*de Lorgeril M, Renaud S, Mamelle N, et al. Lancet. 1994:343:1454-9.


In a secondary coronary heart disease (CHD) prevention study, de Lorgeril and colleagues examined the effects of a Mediterranean-type diet on risk for new CHD, cancer events, and mortality. Compared with an approximate AHA step 1 diet, the intervention diet decreased the risk for new cancer, CHD death, and all-cause mortality. Both diets restricted total dietary fat to approximately 30% of calories but differed by type of fat consumed: The experimental diet was lower in saturated and omega-6 polyunsaturated fatty acids and higher in monounsaturated and omega-3 polyunsaturated fatty acids (largely provided by an experimental canola margarine). Because the intervention, which included periodic dietary counseling, also resulted in increased fiber, fruit, and vegetable consumption, differences in event rates cannot be ascribed solely to differences in dietary fat composition.

Although the "diet-heart" hypothesis rests on a substantial body of evidence, the case for the "diet-cancer" hypothesis is more tenuous. Regarding dietary fat consumption, some observational studies have reported an association between saturated fat and the risk for breast, colon, and prostate cancer (1). In laboratory animals, omega-6 polyunsaturated fatty acids (such as linoleic acid) promote tumor growth, whereas fish oils (which are rich in omega-3 polyunsaturated fatty acids) inhibit tumor growth (1). Human population studies, however, have not found a consistent association between dietary polyunsaturated fatty acids and cancer (1).

There is general agreement that healthy diets for adults should include adequate dietary fiber (20 to 35 g/d) and fruits and vegetables (≥ 5 servings/d), and should restrict saturated fat (≤ 10% of energy). Based on the Lyon Diet Heart Study, replacing saturated fat with monounsaturated fat (from olive or canola oil) or omega-3 polyunsaturated fat (from fish or plant sources) seems to be safe and may be beneficial.

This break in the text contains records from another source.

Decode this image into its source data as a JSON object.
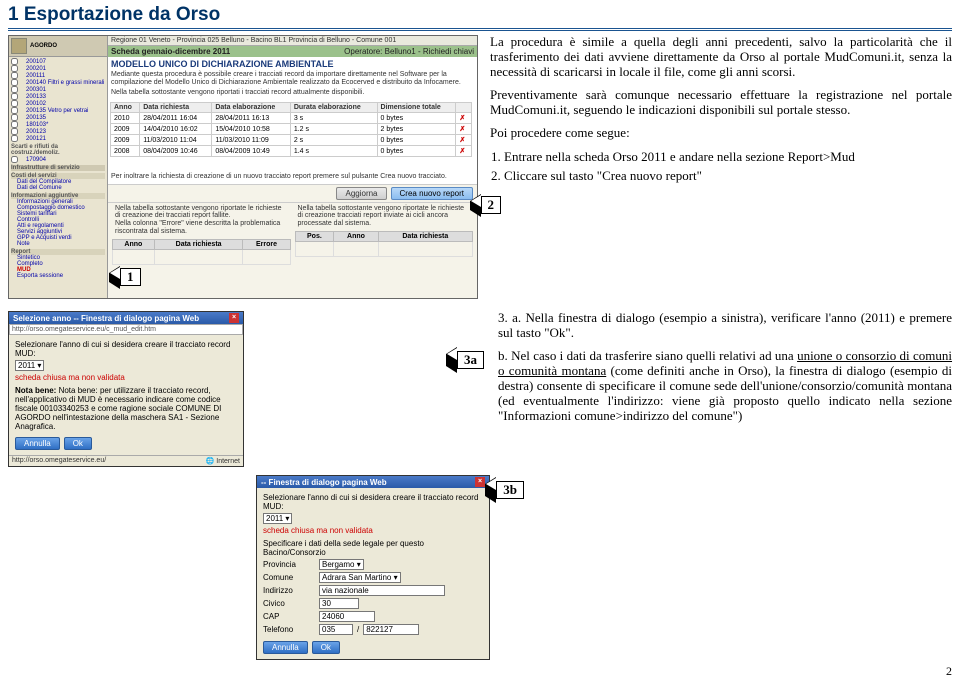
{
  "header": {
    "title": "1  Esportazione da Orso"
  },
  "intro": {
    "p1": "La procedura è simile a quella degli anni precedenti, salvo la particolarità che il trasferimento dei dati avviene direttamente da Orso al portale MudComuni.it, senza la necessità di scaricarsi in locale il file, come gli anni scorsi.",
    "p2": "Preventivamente sarà comunque necessario effettuare la registrazione nel portale MudComuni.it, seguendo le indicazioni disponibili sul portale stesso.",
    "procHead": "Poi procedere come segue:",
    "step1": "Entrare nella scheda Orso 2011 e andare nella sezione Report>Mud",
    "step2": "Cliccare sul tasto \"Crea nuovo report\""
  },
  "ss1": {
    "topbar": "Regione 01 Veneto - Provincia 025 Belluno - Bacino BL1 Provincia di Belluno - Comune 001",
    "brand": "AGORDO",
    "period": "Scheda gennaio-dicembre 2011",
    "operator": "Operatore: Belluno1 - Richiedi chiavi",
    "formTitle": "Modello Unico di Dichiarazione Ambientale",
    "formDesc": "Mediante questa procedura è possibile creare i tracciati record da importare direttamente nel Software per la compilazione del Modello Unico di Dichiarazione Ambientale realizzato da Ecocerved e distribuito da Infocamere.",
    "formDesc2": "Nella tabella sottostante vengono riportati i tracciati record attualmente disponibili.",
    "th": {
      "anno": "Anno",
      "drich": "Data richiesta",
      "delab": "Data elaborazione",
      "durata": "Durata elaborazione",
      "dim": "Dimensione totale",
      "x": ""
    },
    "rows": [
      {
        "anno": "2010",
        "drich": "28/04/2011 16:04",
        "delab": "28/04/2011 16:13",
        "durata": "3 s",
        "dim": "0 bytes"
      },
      {
        "anno": "2009",
        "drich": "14/04/2010 16:02",
        "delab": "15/04/2010 10:58",
        "durata": "1.2 s",
        "dim": "2 bytes"
      },
      {
        "anno": "2009",
        "drich": "11/03/2010 11:04",
        "delab": "11/03/2010 11:09",
        "durata": "2 s",
        "dim": "0 bytes"
      },
      {
        "anno": "2008",
        "drich": "08/04/2009 10:46",
        "delab": "08/04/2009 10:49",
        "durata": "1.4 s",
        "dim": "0 bytes"
      }
    ],
    "midText": "Per inoltrare la richiesta di creazione di un nuovo tracciato report premere sul pulsante Crea nuovo tracciato.",
    "btnAggiorna": "Aggiorna",
    "btnCrea": "Crea nuovo report",
    "lowLeft": "Nella tabella sottostante vengono riportate le richieste di creazione dei tracciati report fallite.\nNella colonna \"Errore\" viene descritta la problematica riscontrata dal sistema.",
    "lowRight": "Nella tabella sottostante vengono riportate le richieste di creazione tracciati report inviate ai cicli ancora processate dal sistema.",
    "thL": {
      "a": "Anno",
      "b": "Data richiesta",
      "c": "Errore"
    },
    "thR": {
      "a": "Pos.",
      "b": "Anno",
      "c": "Data richiesta"
    },
    "sidebar": {
      "compilatore": "Dati del Compilatore",
      "comune": "Dati del Comune",
      "infoA": "Informazioni aggiuntive",
      "costi": "Costi del servizi",
      "report": "Report",
      "mud": "MUD",
      "items": [
        "200107",
        "200201",
        "200111",
        "200140 Filtri e grassi minerali",
        "200301",
        "200133",
        "200102",
        "200135 Vetro per vetrai",
        "200135",
        "180103*",
        "200123",
        "200121"
      ],
      "sezA": "Scarti e rifiuti da costruz./demoliz.",
      "sezA1": "170904",
      "sezAhdr": "Infrastrutture di servizio",
      "sezB": "Informazioni generali",
      "sezB1": "Compostaggio domestico",
      "sezB2": "Sistemi tariffari",
      "sezB3": "Controlli",
      "sezB4": "Atti e regolamenti",
      "sezB5": "Servizi aggiuntivi",
      "sezB6": "GPP e Acquisti verdi",
      "sezB7": "Note",
      "sezR1": "Sintetico",
      "sezR2": "Completo",
      "sezR3": "MUD",
      "sezR4": "Esporta sessione"
    }
  },
  "arrows": {
    "one": "1",
    "two": "2",
    "threeA": "3a",
    "threeB": "3b"
  },
  "para3": {
    "a1": "3. a.  Nella finestra di dialogo (esempio a sinistra), verificare l'anno (2011) e premere sul tasto \"Ok\".",
    "b1": "b. Nel caso i dati da trasferire siano quelli relativi ad una ",
    "b_u1": "unione o consorzio di comuni o comunità montana",
    "b2": " (come definiti anche in Orso), la finestra di dialogo (esempio di destra) consente di specificare il comune sede dell'unione/consorzio/comunità montana (ed eventualmente l'indirizzo: viene già proposto quello indicato nella sezione \"Informazioni comune>indirizzo del comune\")"
  },
  "dlg3a": {
    "title": "Selezione anno -- Finestra di dialogo pagina Web",
    "url": "http://orso.omegateservice.eu/c_mud_edit.htm",
    "line1": "Selezionare l'anno di cui si desidera creare il tracciato record MUD:",
    "note": "scheda chiusa ma non validata",
    "notaBene": "Nota bene: per utilizzare il tracciato record, nell'applicativo di MUD è necessario indicare come codice fiscale 00103340253 e come ragione sociale COMUNE DI AGORDO nell'intestazione della maschera SA1 - Sezione Anagrafica.",
    "btnAnnulla": "Annulla",
    "btnOk": "Ok",
    "statusL": "http://orso.omegateservice.eu/",
    "statusR": "Internet",
    "year": "2011"
  },
  "dlg3b": {
    "title": " -- Finestra di dialogo pagina Web",
    "line1": "Selezionare l'anno di cui si desidera creare il tracciato record MUD:",
    "note": "scheda chiusa ma non validata",
    "line2": "Specificare i dati della sede legale per questo Bacino/Consorzio",
    "provL": "Provincia",
    "prov": "Bergamo",
    "comL": "Comune",
    "com": "Adrara San Martino",
    "indL": "Indirizzo",
    "ind": "via nazionale",
    "civL": "Civico",
    "civ": "30",
    "capL": "CAP",
    "cap": "24060",
    "telL": "Telefono",
    "tel1": "035",
    "tel2": "822127",
    "btnAnnulla": "Annulla",
    "btnOk": "Ok",
    "year": "2011"
  },
  "pagenum": "2"
}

Joel A. Simon, MD, MPH
San Francisco Veterans Affairs Medical CenterUniversity of California, San FranciscoSan Francisco, California, USA


1. National Research Council, Committee on Diet and Health. In: Diet and Health: Implications for Reducing Chronic Disease Risk. Washington, DC: National Academy Pr; 1989:5-6.